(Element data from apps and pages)
──────────
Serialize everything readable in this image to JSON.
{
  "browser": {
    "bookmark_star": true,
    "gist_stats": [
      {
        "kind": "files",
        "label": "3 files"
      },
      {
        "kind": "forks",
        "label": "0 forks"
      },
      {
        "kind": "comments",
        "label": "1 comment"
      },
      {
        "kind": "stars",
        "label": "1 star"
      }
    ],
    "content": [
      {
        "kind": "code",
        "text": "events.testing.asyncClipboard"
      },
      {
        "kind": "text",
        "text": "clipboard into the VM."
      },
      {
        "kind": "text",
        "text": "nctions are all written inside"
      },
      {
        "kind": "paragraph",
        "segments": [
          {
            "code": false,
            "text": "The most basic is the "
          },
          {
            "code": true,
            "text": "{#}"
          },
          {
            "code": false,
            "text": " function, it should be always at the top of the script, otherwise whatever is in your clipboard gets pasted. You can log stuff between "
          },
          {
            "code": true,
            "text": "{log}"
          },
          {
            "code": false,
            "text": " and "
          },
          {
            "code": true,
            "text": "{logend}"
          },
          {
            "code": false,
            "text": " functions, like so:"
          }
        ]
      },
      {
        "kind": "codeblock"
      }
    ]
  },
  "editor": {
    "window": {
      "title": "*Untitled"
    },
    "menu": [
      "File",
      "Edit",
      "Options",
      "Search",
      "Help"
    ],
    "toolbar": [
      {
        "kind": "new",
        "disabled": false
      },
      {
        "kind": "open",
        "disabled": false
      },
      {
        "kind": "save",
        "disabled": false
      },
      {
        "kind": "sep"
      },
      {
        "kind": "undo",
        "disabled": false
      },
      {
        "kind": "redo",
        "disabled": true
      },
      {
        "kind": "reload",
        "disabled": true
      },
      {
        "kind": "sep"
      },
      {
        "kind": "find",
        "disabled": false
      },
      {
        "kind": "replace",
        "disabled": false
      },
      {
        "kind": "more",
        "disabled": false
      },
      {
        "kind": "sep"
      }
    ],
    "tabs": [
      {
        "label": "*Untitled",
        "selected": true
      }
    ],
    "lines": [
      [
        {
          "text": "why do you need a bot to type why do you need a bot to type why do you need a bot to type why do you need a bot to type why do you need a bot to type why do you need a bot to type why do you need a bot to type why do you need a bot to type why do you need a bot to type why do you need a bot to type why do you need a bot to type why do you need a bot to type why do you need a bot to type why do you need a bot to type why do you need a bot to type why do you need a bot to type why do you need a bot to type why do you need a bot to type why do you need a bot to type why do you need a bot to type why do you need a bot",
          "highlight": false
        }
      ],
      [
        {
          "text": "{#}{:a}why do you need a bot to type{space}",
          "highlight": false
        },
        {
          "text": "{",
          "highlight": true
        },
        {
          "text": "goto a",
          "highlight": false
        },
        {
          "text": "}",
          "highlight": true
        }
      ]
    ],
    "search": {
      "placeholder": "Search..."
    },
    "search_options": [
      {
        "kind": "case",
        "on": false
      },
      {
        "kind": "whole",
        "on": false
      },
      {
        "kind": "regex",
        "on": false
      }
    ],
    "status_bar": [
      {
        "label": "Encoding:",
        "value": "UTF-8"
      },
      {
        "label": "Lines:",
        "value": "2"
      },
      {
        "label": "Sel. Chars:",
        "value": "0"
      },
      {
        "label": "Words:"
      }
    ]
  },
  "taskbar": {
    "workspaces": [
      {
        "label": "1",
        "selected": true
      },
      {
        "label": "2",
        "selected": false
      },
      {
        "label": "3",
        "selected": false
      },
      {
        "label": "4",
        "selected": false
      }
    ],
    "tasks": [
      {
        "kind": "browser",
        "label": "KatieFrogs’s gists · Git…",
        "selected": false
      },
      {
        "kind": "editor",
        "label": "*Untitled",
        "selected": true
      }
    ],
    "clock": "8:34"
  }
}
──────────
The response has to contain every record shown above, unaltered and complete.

◆ **YOUR RESPONSE**
Serialize everything readable in this image to JSON.
{
  "browser": {
    "bookmark_star": true,
    "gist_stats": [
      {
        "kind": "files",
        "label": "3 files"
      },
      {
        "kind": "forks",
        "label": "0 forks"
      },
      {
        "kind": "comments",
        "label": "1 comment"
      },
      {
        "kind": "stars",
        "label": "1 star"
      }
    ],
    "content": [
      {
        "kind": "code",
        "text": "events.testing.asyncClipboard"
      },
      {
        "kind": "text",
        "text": "clipboard into the VM."
      },
      {
        "kind": "text",
        "text": "nctions are all written inside"
      },
      {
        "kind": "paragraph",
        "segments": [
          {
            "code": false,
            "text": "The most basic is the "
          },
          {
            "code": true,
            "text": "{#}"
          },
          {
            "code": false,
            "text": " function, it should be always at the top of the script, otherwise whatever is in your clipboard gets pasted. You can log stuff between "
          },
          {
            "code": true,
            "text": "{log}"
          },
          {
            "code": false,
            "text": " and "
          },
          {
            "code": true,
            "text": "{logend}"
          },
          {
            "code": false,
            "text": " functions, like so:"
          }
        ]
      },
      {
        "kind": "codeblock"
      }
    ]
  },
  "editor": {
    "window": {
      "title": "*Untitled"
    },
    "menu": [
      "File",
      "Edit",
      "Options",
      "Search",
      "Help"
    ],
    "toolbar": [
      {
        "kind": "new",
        "disabled": false
      },
      {
        "kind": "open",
        "disabled": false
      },
      {
        "kind": "save",
        "disabled": false
      },
      {
        "kind": "sep"
      },
      {
        "kind": "undo",
        "disabled": false
      },
      {
        "kind": "redo",
        "disabled": true
      },
      {
        "kind": "reload",
        "disabled": true
      },
      {
        "kind": "sep"
      },
      {
        "kind": "find",
        "disabled": false
      },
      {
        "kind": "replace",
        "disabled": false
      },
      {
        "kind": "more",
        "disabled": false
      },
      {
        "kind": "sep"
      }
    ],
    "tabs": [
      {
        "label": "*Untitled",
        "selected": true
      }
    ],
    "lines": [
      [
        {
          "text": "why do you need a bot to type why do you need a bot to type why do you need a bot to type why do you need a bot to type why do you need a bot to type why do you need a bot to type why do you need a bot to type why do you need a bot to type why do you need a bot to type why do you need a bot to type why do you need a bot to type why do you need a bot to type why do you need a bot to type why do you need a bot to type why do you need a bot to type why do you need a bot to type why do you need a bot to type why do you need a bot to type why do you need a bot to type why do you need a bot to type why do you need a bot",
          "highlight": false
        }
      ],
      [
        {
          "text": "{#}{:a}why do you need a bot to type{space}",
          "highlight": false
        },
        {
          "text": "{",
          "highlight": true
        },
        {
          "text": "goto a",
          "highlight": false
        },
        {
          "text": "}",
          "highlight": true
        }
      ]
    ],
    "search": {
      "placeholder": "Search..."
    },
    "search_options": [
      {
        "kind": "case",
        "on": false
      },
      {
        "kind": "whole",
        "on": false
      },
      {
        "kind": "regex",
        "on": false
      }
    ],
    "status_bar": [
      {
        "label": "Encoding:",
        "value": "UTF-8"
      },
      {
        "label": "Lines:",
        "value": "2"
      },
      {
        "label": "Sel. Chars:",
        "value": "0"
      },
      {
        "label": "Words:"
      }
    ]
  },
  "taskbar": {
    "workspaces": [
      {
        "label": "1",
        "selected": true
      },
      {
        "label": "2",
        "selected": false
      },
      {
        "label": "3",
        "selected": false
      },
      {
        "label": "4",
        "selected": false
      }
    ],
    "tasks": [
      {
        "kind": "browser",
        "label": "KatieFrogs’s gists · Git…",
        "selected": false
      },
      {
        "kind": "editor",
        "label": "*Untitled",
        "selected": true
      }
    ],
    "clock": "8:34"
  }
}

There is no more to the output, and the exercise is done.